Professor Bricknell took up his appointment as Professor in Conflict, Health and Military Medicine at King’s College London in April 2019. Prior to his he served 34 years in the UK Defence Medical Services, culminating his service as the Surgeon General of the UK Armed Forces. He undertook operational tours in Afghanistan, Iraq, and the Balkans with multiple additional overseas assignments. In 2010 and 2006, he held senior Medical Adviser appointments in the NATO ISAF mission. He commanded 22 Field Hospital in 1999-2002. He has trained as a general practitioner and is an accredited specialist in both Public Health and Occupational Medicine. He holds two doctorates and 3 master’s degrees. He has published over 100 academic papers across military medical subjects. He is especially interested in how organizations learn, care pathways in military healthcare, and the political economy of health in conflict. He was awarded the Companion of the Order of Bath, the Order of St John and the US Bronze Star during his military service.
Dr. James M Wilson is a board-certified, practicing pediatrician who specializes in operational health security intelligence, with a focus on the anticipation, detection, and warning of infectious disease crises. Dr. Wilson was the first operations chief of the Department of Homeland Security’s National Biosurveillance Integration Center. Dr. Wilson led the private intelligence teams that provided tracking of H5N1 avian influenza as it spread from Asia to Europe and Africa, detection of vaccine drifted H3N2 influenza in 2007, warning of the 2009 H1N1 influenza pandemic, and discovery of the United Nations as the source of the 2010 cholera disaster in Haiti.

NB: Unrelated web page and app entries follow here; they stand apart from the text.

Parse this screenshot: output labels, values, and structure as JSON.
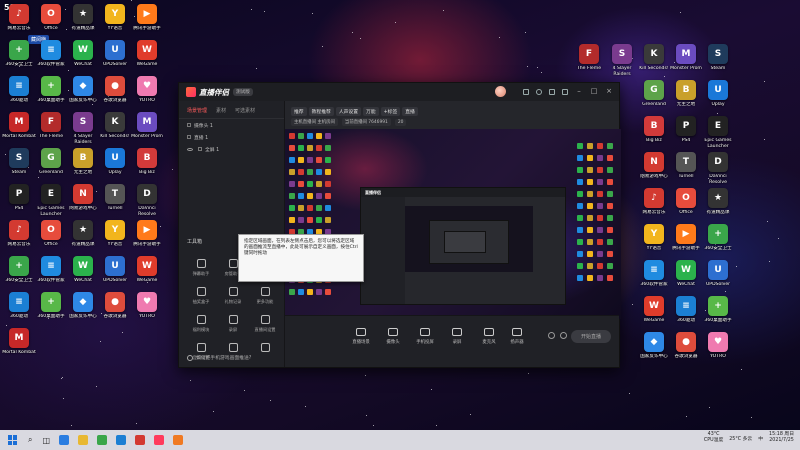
{
  "overlay": {
    "top_left_label": "5106",
    "badge": "藏阅嗨"
  },
  "desktop_icons": [
    {
      "label": "网易云音乐",
      "color": "#d33a31",
      "glyph": "♪"
    },
    {
      "label": "Office",
      "color": "#e74c3c",
      "glyph": "O"
    },
    {
      "label": "有道精品课",
      "color": "#333",
      "glyph": "★"
    },
    {
      "label": "YY语音",
      "color": "#f2b51d",
      "glyph": "Y"
    },
    {
      "label": "腾讯手游助手",
      "color": "#ff7a1a",
      "glyph": "▶"
    },
    {
      "label": "360安全卫士",
      "color": "#3aa64a",
      "glyph": "+"
    },
    {
      "label": "360软件管家",
      "color": "#1f8be0",
      "glyph": "≡"
    },
    {
      "label": "WeChat",
      "color": "#2bb24c",
      "glyph": "W"
    },
    {
      "label": "UPDSolver",
      "color": "#2d6fd0",
      "glyph": "U"
    },
    {
      "label": "WeGame",
      "color": "#e03c2b",
      "glyph": "W"
    },
    {
      "label": "360驱动",
      "color": "#1b7fd3",
      "glyph": "≡"
    },
    {
      "label": "360桌面助手",
      "color": "#58b848",
      "glyph": "+"
    },
    {
      "label": "国家反诈中心",
      "color": "#2e88e6",
      "glyph": "◆"
    },
    {
      "label": "谷歌浏览器",
      "color": "#de4c3c",
      "glyph": "●"
    },
    {
      "label": "YOTRO",
      "color": "#ef7ab0",
      "glyph": "♥"
    },
    {
      "label": "Mortal Kombat",
      "color": "#c62828",
      "glyph": "M"
    },
    {
      "label": "The Fleme",
      "color": "#b32b2b",
      "glyph": "F"
    },
    {
      "label": "4 Slayer Raiders",
      "color": "#7a3b8e",
      "glyph": "S"
    },
    {
      "label": "Kill Seconds!",
      "color": "#3a3a3a",
      "glyph": "K"
    },
    {
      "label": "Monster Prom",
      "color": "#6b4cc0",
      "glyph": "M"
    },
    {
      "label": "Steam",
      "color": "#1f3b5c",
      "glyph": "S"
    },
    {
      "label": "Greenland",
      "color": "#5da34a",
      "glyph": "G"
    },
    {
      "label": "无主之地",
      "color": "#c9a02a",
      "glyph": "B"
    },
    {
      "label": "Uplay",
      "color": "#1a78d8",
      "glyph": "U"
    },
    {
      "label": "Big Biz",
      "color": "#d23a3a",
      "glyph": "B"
    },
    {
      "label": "PS4",
      "color": "#222",
      "glyph": "P"
    },
    {
      "label": "Epic Games Launcher",
      "color": "#222",
      "glyph": "E"
    },
    {
      "label": "网易游戏中心",
      "color": "#d33a31",
      "glyph": "N"
    },
    {
      "label": "Turnell",
      "color": "#555",
      "glyph": "T"
    },
    {
      "label": "DaVinci Resolve",
      "color": "#333",
      "glyph": "D"
    }
  ],
  "app": {
    "brand": "直播伴侣",
    "version_tag": "测试版",
    "tabs": [
      "场景管理",
      "素材",
      "可选素材"
    ],
    "scenes": [
      "摄像头 1",
      "直播 1",
      "全屏 1"
    ],
    "top_chips": [
      "推荐",
      "教程推荐",
      "人声设置",
      "万能",
      "+标签",
      "直播"
    ],
    "room_info": [
      "主机直播间 主机房间",
      "当前直播间 7646991",
      "20"
    ],
    "tools_title": "工具箱",
    "tools": [
      "弹幕助手",
      "房管助手",
      "主播任务",
      "抽奖盒子",
      "礼物记录",
      "更多功能",
      "福利模块",
      "录屏",
      "直播间设置",
      "音频设置",
      "",
      ""
    ],
    "footer_help": "如何把手机游戏画面推送?",
    "bottom_buttons": [
      "直播场景",
      "摄像头",
      "手机投屏",
      "录屏",
      "麦克风",
      "扬声器"
    ],
    "start_button": "开始直播",
    "tooltip_text": "指定区域画面，在列表左侧点击后，您可以将选定区域的画面推流至直播中，此处可展示自定义画面，按住Ctrl键同时拖动"
  },
  "taskbar": {
    "temperature": "43°C",
    "cpu_label": "CPU温度",
    "weather": "25°C 多云",
    "lang": "中",
    "time": "15:18 周日",
    "date": "2021/7/25"
  }
}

Dr. Wilson is a strong advocate for effective and accountable global health security intelligence and the need for credible and balanced threat assessments.

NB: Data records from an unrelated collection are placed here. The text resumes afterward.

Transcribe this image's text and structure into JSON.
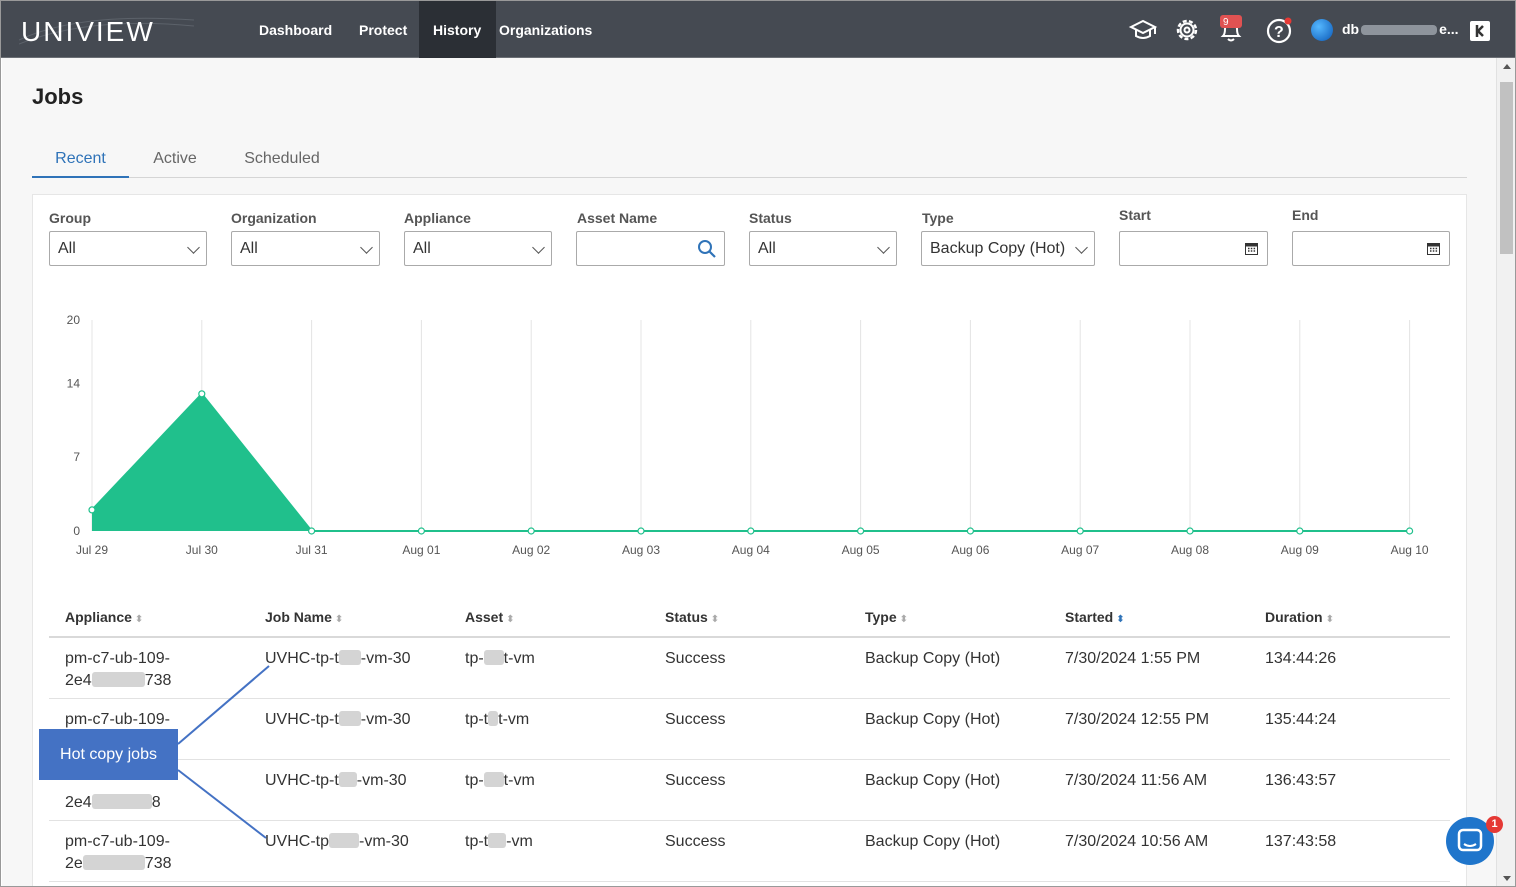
{
  "nav": {
    "brand": "UNIVIEW",
    "items": [
      {
        "label": "Dashboard",
        "active": false
      },
      {
        "label": "Protect",
        "active": false
      },
      {
        "label": "History",
        "active": true
      },
      {
        "label": "Organizations",
        "active": false
      }
    ],
    "icons": [
      "graduation-cap-icon",
      "gear-icon",
      "notifications-icon",
      "help-icon"
    ],
    "notification_count": "9",
    "user_prefix": "db",
    "user_suffix": "e..."
  },
  "page": {
    "title": "Jobs",
    "tabs": [
      {
        "label": "Recent",
        "active": true
      },
      {
        "label": "Active",
        "active": false
      },
      {
        "label": "Scheduled",
        "active": false
      }
    ]
  },
  "filters": {
    "group": {
      "label": "Group",
      "value": "All"
    },
    "organization": {
      "label": "Organization",
      "value": "All"
    },
    "appliance": {
      "label": "Appliance",
      "value": "All"
    },
    "asset_name": {
      "label": "Asset Name",
      "value": ""
    },
    "status": {
      "label": "Status",
      "value": "All"
    },
    "type": {
      "label": "Type",
      "value": "Backup Copy (Hot)"
    },
    "start": {
      "label": "Start",
      "value": ""
    },
    "end": {
      "label": "End",
      "value": ""
    }
  },
  "chart_data": {
    "type": "area",
    "x": [
      "Jul 29",
      "Jul 30",
      "Jul 31",
      "Aug 01",
      "Aug 02",
      "Aug 03",
      "Aug 04",
      "Aug 05",
      "Aug 06",
      "Aug 07",
      "Aug 08",
      "Aug 09",
      "Aug 10"
    ],
    "values": [
      2,
      13,
      0,
      0,
      0,
      0,
      0,
      0,
      0,
      0,
      0,
      0,
      0
    ],
    "yticks": [
      0,
      7,
      14,
      20
    ],
    "ylim": [
      0,
      20
    ],
    "color": "#20c08c",
    "grid": "vertical"
  },
  "table": {
    "columns": [
      "Appliance",
      "Job Name",
      "Asset",
      "Status",
      "Type",
      "Started",
      "Duration"
    ],
    "rows": [
      {
        "appliance_1": "pm-c7-ub-109-",
        "appliance_2a": "2e4",
        "appliance_2b": "738",
        "job_a": "UVHC-tp-t",
        "job_b": "-vm-30",
        "asset_a": "tp-",
        "asset_b": "t-vm",
        "status": "Success",
        "type": "Backup Copy (Hot)",
        "started": "7/30/2024 1:55 PM",
        "duration": "134:44:26"
      },
      {
        "appliance_1": "pm-c7-ub-109-",
        "appliance_2a": "",
        "appliance_2b": "",
        "job_a": "UVHC-tp-t",
        "job_b": "-vm-30",
        "asset_a": "tp-t",
        "asset_b": "t-vm",
        "status": "Success",
        "type": "Backup Copy (Hot)",
        "started": "7/30/2024 12:55 PM",
        "duration": "135:44:24"
      },
      {
        "appliance_1": "",
        "appliance_2a": "2e4",
        "appliance_2b": "8",
        "job_a": "UVHC-tp-t",
        "job_b": "-vm-30",
        "asset_a": "tp-",
        "asset_b": "t-vm",
        "status": "Success",
        "type": "Backup Copy (Hot)",
        "started": "7/30/2024 11:56 AM",
        "duration": "136:43:57"
      },
      {
        "appliance_1": "pm-c7-ub-109-",
        "appliance_2a": "2e",
        "appliance_2b": "738",
        "job_a": "UVHC-tp",
        "job_b": "-vm-30",
        "asset_a": "tp-t",
        "asset_b": "-vm",
        "status": "Success",
        "type": "Backup Copy (Hot)",
        "started": "7/30/2024 10:56 AM",
        "duration": "137:43:58"
      }
    ]
  },
  "callout": {
    "text": "Hot copy jobs"
  },
  "chat": {
    "badge": "1"
  }
}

Timo Ulrichs is professor for global health at Akkon University for Human Sciences (www.akkon-hochschule.de). He studied medicine and specialized in medical microbiology and infection epidemiology and holds another doctoral degree in public health. His research interests are infection control, health care system strengthening, global health security and the nexus between humanitarian aid, development aid and peacekeeping. He works as a trainer for SPHERE standards and interventions and runs several collaborative projects in health and biomedical research with partners in Eastern Europe, Southern Caucasus and Africa. For these research activities, he founded the Institute for Research in International Assistance at Akkon University.